Problem description: Among the records, which lines hold the word "Không"? Pick them out.

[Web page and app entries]
◇ ◇ ◇ ◇ ◇

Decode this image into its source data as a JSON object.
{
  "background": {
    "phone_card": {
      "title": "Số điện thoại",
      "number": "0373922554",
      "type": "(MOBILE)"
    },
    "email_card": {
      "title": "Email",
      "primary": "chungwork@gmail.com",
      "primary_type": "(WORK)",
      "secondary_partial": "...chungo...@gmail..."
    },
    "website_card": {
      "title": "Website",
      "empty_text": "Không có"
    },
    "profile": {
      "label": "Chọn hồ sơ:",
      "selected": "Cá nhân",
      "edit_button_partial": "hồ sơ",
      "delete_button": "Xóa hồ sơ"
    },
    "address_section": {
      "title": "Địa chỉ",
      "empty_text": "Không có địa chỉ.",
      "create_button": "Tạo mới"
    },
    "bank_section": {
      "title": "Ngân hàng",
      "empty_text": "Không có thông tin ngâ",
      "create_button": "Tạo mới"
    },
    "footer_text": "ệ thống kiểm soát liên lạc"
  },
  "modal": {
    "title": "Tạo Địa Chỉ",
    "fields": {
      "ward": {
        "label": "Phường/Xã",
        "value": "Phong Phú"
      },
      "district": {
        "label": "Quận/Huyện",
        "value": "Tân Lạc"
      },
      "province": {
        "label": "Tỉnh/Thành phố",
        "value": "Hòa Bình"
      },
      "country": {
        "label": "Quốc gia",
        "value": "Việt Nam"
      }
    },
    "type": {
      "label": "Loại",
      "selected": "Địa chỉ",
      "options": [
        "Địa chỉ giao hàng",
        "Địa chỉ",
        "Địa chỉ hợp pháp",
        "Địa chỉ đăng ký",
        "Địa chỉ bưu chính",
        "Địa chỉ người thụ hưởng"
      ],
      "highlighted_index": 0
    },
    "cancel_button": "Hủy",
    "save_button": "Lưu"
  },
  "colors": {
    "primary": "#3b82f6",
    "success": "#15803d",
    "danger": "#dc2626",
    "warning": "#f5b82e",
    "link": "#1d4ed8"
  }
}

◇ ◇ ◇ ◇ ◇

Result of the task:
      "empty_text": "Không có"
      "empty_text": "Không có địa chỉ.",
      "empty_text": "Không có thông tin ngâ",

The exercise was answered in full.